"Stupidity," the caller said. "It was one of those stupid, impulsive acts and was almost instantly regretted."
The off-white hat with small green and orange feathers is estimated to be about 25 years old. Though not an expensive hat, it was a favorite of the ever-optimistic industrialist whose name was synonymous with the Idaho potato. Purchased at Boise's long-defunct Purcell's western-wear store, it was a gift from Simplot's longtime friend Tom Basabe.
"I think it's awesome that it's back," Basabe said. "I never did like those feathers, though. I don't know how many times I told him to get rid of them, but he liked them."
Scott Simplot said that when a waitress at a restaurant where he was having lunch learned that the hat had been found, "she just exploded. Because of what happened to it, it's become everybody's hat. É This is a fun story. With all the bad news lately, this is something good."
J.R. Simplot, Idaho's leading entrepreneur and philanthropist, died May 25 at age 99. Esther Simplot, his widow, was in California Wednesday and couldn't be reached for comment.
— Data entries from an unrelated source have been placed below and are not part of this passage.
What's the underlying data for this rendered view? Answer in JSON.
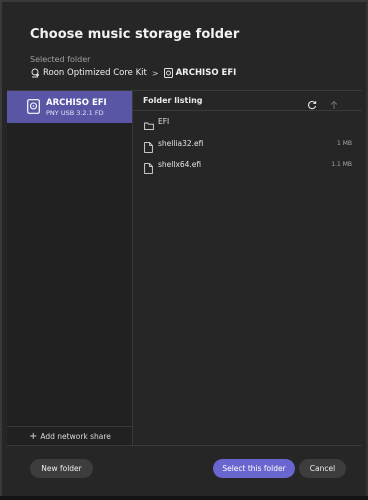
{
  "dialog": {
    "title": "Choose music storage folder",
    "selected_label": "Selected folder",
    "breadcrumb": {
      "root": "Roon Optimized Core Kit",
      "root_icon": "core-kit-icon",
      "separator": ">",
      "current": "ARCHISO EFI",
      "current_icon": "usb-drive-icon"
    }
  },
  "sidebar": {
    "drives": [
      {
        "name": "ARCHISO EFI",
        "subtitle": "PNY USB 3.2.1 FD",
        "icon": "usb-drive-icon",
        "selected": true
      }
    ],
    "add_network_share": "Add network share"
  },
  "listing": {
    "header": "Folder listing",
    "items": [
      {
        "type": "folder",
        "name": "EFI",
        "size": ""
      },
      {
        "type": "file",
        "name": "shellia32.efi",
        "size": "1 MB"
      },
      {
        "type": "file",
        "name": "shellx64.efi",
        "size": "1.1 MB"
      }
    ]
  },
  "buttons": {
    "new_folder": "New folder",
    "select_folder": "Select this folder",
    "cancel": "Cancel"
  },
  "colors": {
    "accent": "#6a66d0",
    "selected_item": "#5956a6",
    "background": "#262626"
  }
}
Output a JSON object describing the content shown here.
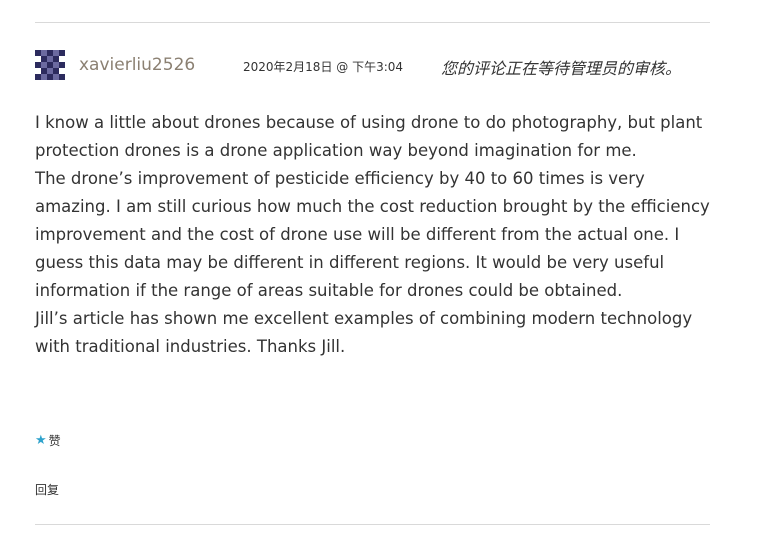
{
  "comment": {
    "author": "xavierliu2526",
    "date_time": "2020年2月18日 @ 下午3:04",
    "moderation_notice": "您的评论正在等待管理员的审核。",
    "paragraphs": [
      "I know a little about drones because of using drone to do photography, but plant protection drones is a drone application way beyond imagination for me.",
      "The drone’s improvement of pesticide efficiency by 40 to 60 times is very amazing. I am still curious how much the cost reduction brought by the efficiency improvement and the cost of drone use will be different from the actual one. I guess this data may be different in different regions. It would be very useful information if the range of areas suitable for drones could be obtained.",
      "Jill’s article has shown me excellent examples of combining modern technology with traditional industries. Thanks Jill."
    ],
    "like_label": "赞",
    "reply_label": "回复"
  },
  "icons": {
    "avatar": "identicon-avatar",
    "like": "star-icon"
  },
  "colors": {
    "author": "#8b8072",
    "text": "#333333",
    "star": "#2ea2cc",
    "divider": "#d9d9d9",
    "avatar": "#2c2b5e"
  }
}
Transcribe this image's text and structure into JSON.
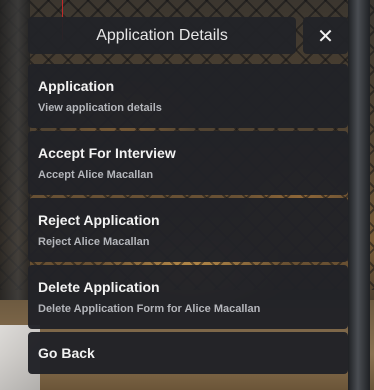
{
  "header": {
    "title": "Application Details",
    "close_glyph": "✕"
  },
  "menu": {
    "items": [
      {
        "title": "Application",
        "description": "View application details"
      },
      {
        "title": "Accept For Interview",
        "description": "Accept Alice Macallan"
      },
      {
        "title": "Reject Application",
        "description": "Reject Alice Macallan"
      },
      {
        "title": "Delete Application",
        "description": "Delete Application Form for Alice Macallan"
      },
      {
        "title": "Go Back"
      }
    ]
  },
  "colors": {
    "panel": "#222328",
    "title_text": "#e6e6e6",
    "item_title": "#f2f2f2",
    "item_desc": "#b4b6bb"
  }
}
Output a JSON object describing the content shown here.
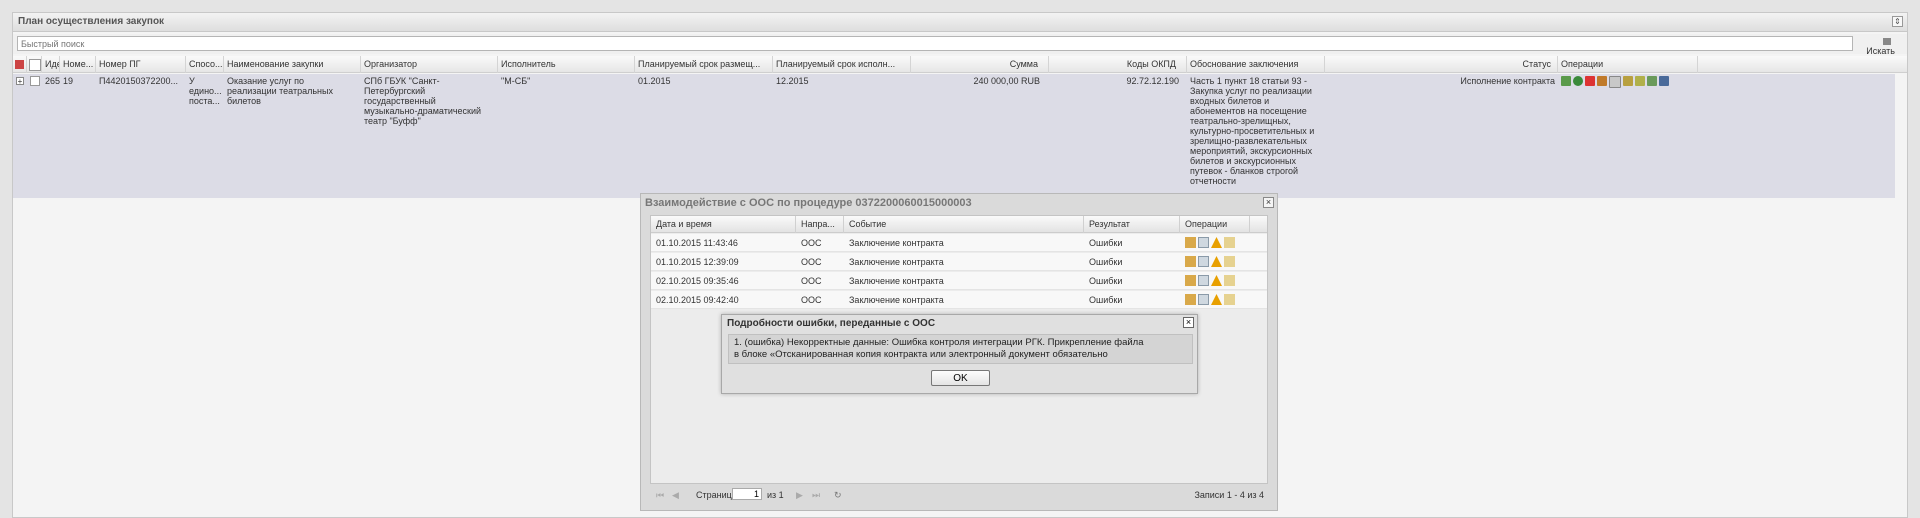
{
  "panel": {
    "title": "План осуществления закупок"
  },
  "search": {
    "placeholder": "Быстрый поиск",
    "button_label": "Искать"
  },
  "grid": {
    "columns": [
      "Иде",
      "Номе...",
      "Номер ПГ",
      "Спосо...",
      "Наименование закупки",
      "Организатор",
      "Исполнитель",
      "Планируемый срок размещ...",
      "Планируемый срок исполн...",
      "Сумма",
      "Коды ОКПД",
      "Обоснование заключения",
      "Статус",
      "Операции"
    ],
    "row": {
      "id": "265",
      "num": "19",
      "pg_num": "П4420150372200...",
      "method": "У едино... поста...",
      "name": "Оказание услуг по реализации театральных билетов",
      "organizer": "СПб ГБУК \"Санкт-Петербургский государственный музыкально-драматический театр \"Буфф\"",
      "executor": "\"М-СБ\"",
      "plan_place": "01.2015",
      "plan_exec": "12.2015",
      "sum": "240 000,00 RUB",
      "okpd": "92.72.12.190",
      "basis": "Часть 1 пункт 18 статьи 93 - Закупка услуг по реализации входных билетов и абонементов на посещение театрально-зрелищных, культурно-просветительных и зрелищно-развлекательных мероприятий, экскурсионных билетов и экскурсионных путевок - бланков строгой отчетности",
      "status": "Исполнение контракта"
    }
  },
  "dialog": {
    "title": "Взаимодействие с ООС по процедуре 0372200060015000003",
    "columns": [
      "Дата и время",
      "Напра...",
      "Событие",
      "Результат",
      "Операции"
    ],
    "rows": [
      {
        "datetime": "01.10.2015 11:43:46",
        "direction": "ООС",
        "event": "Заключение контракта",
        "result": "Ошибки"
      },
      {
        "datetime": "01.10.2015 12:39:09",
        "direction": "ООС",
        "event": "Заключение контракта",
        "result": "Ошибки"
      },
      {
        "datetime": "02.10.2015 09:35:46",
        "direction": "ООС",
        "event": "Заключение контракта",
        "result": "Ошибки"
      },
      {
        "datetime": "02.10.2015 09:42:40",
        "direction": "ООС",
        "event": "Заключение контракта",
        "result": "Ошибки"
      }
    ],
    "pager": {
      "page_label": "Страница",
      "page": "1",
      "of_label": "из 1",
      "records": "Записи 1 - 4 из 4"
    }
  },
  "error_dialog": {
    "title": "Подробности ошибки, переданные с ООС",
    "message_line1": "1. (ошибка) Некорректные данные: Ошибка контроля интеграции РГК. Прикрепление файла",
    "message_line2": "в блоке «Отсканированная копия контракта или электронный документ обязательно",
    "ok_label": "OK"
  },
  "colors": {
    "row_selected": "#dcdce6",
    "header_bg": "#e6e6e6",
    "warning": "#e8a000"
  }
}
Scott Simplot said he would tell her the hat had been returned.
He also said that in time it would be displayed publicly in an appropriate setting.
"We should all put this hat on," he said. "It's just an old hat, but it's become a symbol of my father and his optimism.
Tim Woodward: 377-6409